### WORK TO COMPLETE
Go through the records below and return each line that has "this" in it.

(Interface dataset entries)

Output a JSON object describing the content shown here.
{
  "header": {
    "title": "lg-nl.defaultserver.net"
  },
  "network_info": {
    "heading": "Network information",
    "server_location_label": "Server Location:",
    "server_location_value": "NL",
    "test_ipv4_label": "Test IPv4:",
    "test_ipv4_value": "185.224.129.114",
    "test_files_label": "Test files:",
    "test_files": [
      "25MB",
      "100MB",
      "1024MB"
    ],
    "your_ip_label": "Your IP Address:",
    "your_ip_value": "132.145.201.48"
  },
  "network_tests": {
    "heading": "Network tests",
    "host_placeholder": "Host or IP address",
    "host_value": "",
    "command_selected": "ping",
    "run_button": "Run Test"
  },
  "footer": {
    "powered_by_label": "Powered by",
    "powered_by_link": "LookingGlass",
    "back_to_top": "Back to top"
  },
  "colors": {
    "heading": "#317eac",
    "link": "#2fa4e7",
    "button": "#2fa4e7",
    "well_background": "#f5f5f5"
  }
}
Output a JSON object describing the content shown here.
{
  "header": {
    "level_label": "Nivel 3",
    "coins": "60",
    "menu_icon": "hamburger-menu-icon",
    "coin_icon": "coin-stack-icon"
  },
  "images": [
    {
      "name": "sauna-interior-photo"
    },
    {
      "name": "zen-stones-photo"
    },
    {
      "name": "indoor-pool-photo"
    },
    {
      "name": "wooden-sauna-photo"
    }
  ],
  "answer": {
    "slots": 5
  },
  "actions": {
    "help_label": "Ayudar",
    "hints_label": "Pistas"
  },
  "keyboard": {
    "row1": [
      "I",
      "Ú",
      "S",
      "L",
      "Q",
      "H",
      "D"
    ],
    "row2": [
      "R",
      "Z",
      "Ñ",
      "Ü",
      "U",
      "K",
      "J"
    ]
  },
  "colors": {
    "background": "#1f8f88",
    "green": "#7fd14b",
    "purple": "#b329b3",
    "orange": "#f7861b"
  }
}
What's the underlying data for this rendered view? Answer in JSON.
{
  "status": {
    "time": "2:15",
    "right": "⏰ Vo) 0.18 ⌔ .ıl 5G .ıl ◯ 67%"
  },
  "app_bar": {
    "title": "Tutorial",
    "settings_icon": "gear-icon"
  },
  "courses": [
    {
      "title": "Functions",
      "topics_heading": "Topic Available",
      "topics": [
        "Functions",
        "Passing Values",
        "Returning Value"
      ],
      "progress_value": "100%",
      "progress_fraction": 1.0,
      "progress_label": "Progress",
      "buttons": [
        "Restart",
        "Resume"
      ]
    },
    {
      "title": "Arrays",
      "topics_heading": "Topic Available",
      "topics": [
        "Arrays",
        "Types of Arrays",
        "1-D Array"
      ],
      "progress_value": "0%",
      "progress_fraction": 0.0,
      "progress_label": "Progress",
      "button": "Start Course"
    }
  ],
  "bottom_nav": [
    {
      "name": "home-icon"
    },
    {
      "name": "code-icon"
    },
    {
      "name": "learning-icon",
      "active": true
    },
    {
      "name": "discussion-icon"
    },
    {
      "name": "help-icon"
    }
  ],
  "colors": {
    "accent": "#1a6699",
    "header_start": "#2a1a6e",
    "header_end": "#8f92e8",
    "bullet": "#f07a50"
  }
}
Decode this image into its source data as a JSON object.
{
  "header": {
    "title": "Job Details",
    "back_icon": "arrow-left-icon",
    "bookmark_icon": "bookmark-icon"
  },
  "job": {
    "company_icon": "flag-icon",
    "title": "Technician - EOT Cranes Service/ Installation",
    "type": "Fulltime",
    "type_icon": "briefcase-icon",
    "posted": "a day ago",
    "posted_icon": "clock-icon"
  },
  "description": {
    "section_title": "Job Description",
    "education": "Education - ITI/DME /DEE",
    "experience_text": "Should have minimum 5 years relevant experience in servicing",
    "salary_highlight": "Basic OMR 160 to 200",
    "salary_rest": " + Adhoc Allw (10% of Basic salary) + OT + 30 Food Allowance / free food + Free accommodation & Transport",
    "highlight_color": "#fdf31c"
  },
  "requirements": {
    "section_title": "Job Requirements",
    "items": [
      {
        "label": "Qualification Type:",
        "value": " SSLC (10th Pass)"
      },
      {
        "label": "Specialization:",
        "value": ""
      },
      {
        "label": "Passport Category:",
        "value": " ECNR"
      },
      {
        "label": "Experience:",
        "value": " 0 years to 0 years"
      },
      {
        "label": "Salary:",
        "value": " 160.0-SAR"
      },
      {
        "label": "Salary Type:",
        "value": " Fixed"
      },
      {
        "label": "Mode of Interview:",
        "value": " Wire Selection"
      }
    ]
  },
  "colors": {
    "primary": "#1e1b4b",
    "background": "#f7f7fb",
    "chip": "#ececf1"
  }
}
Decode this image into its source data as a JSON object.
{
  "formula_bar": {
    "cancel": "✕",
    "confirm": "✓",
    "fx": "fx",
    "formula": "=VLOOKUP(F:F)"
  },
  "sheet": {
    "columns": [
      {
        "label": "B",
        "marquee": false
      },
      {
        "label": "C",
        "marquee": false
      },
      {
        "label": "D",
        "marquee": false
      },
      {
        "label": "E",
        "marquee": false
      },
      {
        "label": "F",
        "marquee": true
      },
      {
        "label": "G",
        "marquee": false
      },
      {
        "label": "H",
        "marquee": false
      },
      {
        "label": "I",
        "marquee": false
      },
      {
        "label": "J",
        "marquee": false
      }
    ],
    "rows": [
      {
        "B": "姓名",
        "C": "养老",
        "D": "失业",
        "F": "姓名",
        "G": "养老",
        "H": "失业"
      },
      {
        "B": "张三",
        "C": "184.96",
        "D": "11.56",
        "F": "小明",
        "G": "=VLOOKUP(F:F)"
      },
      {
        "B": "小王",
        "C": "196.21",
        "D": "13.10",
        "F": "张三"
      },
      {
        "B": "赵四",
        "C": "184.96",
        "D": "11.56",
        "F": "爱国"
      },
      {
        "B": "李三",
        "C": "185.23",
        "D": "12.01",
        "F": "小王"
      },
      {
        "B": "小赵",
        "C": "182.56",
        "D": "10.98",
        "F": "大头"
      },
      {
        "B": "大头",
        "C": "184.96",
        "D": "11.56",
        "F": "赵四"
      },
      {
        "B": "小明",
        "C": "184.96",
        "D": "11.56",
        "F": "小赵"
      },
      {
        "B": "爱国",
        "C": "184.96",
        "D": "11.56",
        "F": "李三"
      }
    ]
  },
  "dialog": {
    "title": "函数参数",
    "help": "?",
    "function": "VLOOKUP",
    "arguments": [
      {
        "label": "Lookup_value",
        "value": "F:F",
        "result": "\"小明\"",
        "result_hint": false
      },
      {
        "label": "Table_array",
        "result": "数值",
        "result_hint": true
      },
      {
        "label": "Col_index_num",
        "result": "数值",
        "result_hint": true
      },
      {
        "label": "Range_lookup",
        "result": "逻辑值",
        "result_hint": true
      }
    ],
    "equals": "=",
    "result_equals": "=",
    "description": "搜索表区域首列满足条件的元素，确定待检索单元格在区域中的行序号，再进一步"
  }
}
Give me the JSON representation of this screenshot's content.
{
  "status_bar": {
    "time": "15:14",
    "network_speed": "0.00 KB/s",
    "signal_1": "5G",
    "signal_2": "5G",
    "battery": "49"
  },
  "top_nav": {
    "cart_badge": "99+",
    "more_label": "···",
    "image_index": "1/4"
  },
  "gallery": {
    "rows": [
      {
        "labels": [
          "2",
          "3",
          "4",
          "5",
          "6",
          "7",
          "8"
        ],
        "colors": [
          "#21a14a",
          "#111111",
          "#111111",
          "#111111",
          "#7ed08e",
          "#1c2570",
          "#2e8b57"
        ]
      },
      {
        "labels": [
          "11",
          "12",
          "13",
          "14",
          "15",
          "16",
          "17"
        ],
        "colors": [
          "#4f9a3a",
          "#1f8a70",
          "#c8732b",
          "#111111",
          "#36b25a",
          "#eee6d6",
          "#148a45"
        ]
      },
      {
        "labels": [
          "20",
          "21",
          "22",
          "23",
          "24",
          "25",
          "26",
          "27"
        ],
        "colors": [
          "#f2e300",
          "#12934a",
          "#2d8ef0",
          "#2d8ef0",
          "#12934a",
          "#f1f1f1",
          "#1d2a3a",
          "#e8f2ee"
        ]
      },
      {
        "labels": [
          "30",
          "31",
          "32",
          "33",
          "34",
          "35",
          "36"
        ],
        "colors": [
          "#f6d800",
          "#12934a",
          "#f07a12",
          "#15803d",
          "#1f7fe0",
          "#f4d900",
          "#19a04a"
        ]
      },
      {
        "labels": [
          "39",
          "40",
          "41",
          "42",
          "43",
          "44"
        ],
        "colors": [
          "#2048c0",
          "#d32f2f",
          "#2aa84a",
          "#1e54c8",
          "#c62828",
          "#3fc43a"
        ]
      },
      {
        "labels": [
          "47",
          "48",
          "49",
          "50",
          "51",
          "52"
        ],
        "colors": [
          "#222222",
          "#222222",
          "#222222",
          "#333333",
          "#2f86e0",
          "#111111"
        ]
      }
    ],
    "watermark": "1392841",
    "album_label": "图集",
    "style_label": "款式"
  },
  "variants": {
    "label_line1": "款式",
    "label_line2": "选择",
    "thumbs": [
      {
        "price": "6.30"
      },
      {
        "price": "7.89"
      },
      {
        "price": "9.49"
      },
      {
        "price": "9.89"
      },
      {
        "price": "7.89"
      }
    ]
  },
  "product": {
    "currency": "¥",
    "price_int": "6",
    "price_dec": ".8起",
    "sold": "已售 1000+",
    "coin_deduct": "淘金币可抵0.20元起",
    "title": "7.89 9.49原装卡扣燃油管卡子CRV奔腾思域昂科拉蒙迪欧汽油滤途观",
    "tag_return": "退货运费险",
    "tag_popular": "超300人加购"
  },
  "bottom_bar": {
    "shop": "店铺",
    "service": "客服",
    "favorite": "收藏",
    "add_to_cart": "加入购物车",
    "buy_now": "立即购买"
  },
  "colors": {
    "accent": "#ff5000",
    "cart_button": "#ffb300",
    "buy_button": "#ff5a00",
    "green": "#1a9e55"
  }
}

### ANSWER TO THE EXERCISE
What's the underlying data for this rendered view? Answer in JSON.
Decode this image into its source data as a JSON object.
Decode this image into its source data as a JSON object.
Give me the JSON representation of this screenshot's content.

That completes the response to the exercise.